*** Opening of INPUT DATA ***

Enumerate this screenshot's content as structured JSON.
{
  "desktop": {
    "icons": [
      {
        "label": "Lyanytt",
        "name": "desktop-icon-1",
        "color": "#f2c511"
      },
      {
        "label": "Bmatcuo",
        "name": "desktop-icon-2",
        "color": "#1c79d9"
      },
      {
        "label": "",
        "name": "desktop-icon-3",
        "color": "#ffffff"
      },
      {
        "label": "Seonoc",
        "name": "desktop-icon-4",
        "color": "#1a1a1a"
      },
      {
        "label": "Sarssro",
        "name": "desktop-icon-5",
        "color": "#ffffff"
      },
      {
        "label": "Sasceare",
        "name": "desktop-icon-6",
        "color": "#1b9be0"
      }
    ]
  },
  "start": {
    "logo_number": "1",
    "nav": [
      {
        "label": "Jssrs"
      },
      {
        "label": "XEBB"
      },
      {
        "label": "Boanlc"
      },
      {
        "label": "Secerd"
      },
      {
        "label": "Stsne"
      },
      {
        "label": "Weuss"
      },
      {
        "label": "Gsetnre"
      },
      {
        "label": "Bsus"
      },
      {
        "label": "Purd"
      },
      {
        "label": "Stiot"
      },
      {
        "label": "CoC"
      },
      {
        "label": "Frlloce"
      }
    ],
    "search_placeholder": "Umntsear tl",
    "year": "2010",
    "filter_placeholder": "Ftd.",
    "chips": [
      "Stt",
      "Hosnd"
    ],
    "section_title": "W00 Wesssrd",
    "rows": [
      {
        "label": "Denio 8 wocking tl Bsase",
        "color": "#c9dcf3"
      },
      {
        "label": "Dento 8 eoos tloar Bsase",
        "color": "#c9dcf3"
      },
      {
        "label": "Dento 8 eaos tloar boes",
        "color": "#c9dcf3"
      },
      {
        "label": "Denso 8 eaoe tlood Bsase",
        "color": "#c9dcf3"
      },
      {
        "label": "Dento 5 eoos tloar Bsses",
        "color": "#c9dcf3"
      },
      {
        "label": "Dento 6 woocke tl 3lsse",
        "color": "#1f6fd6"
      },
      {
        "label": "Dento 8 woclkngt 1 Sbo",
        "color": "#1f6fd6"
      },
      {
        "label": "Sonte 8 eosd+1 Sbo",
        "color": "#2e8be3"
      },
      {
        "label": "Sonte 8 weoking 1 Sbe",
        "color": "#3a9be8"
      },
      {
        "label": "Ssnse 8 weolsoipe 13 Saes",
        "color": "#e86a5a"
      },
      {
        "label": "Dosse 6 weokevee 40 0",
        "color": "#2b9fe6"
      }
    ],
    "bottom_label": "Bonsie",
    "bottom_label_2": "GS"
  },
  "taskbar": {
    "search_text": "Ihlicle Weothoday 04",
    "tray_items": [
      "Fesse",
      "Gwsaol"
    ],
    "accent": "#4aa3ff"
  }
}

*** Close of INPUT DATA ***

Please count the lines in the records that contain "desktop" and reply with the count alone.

7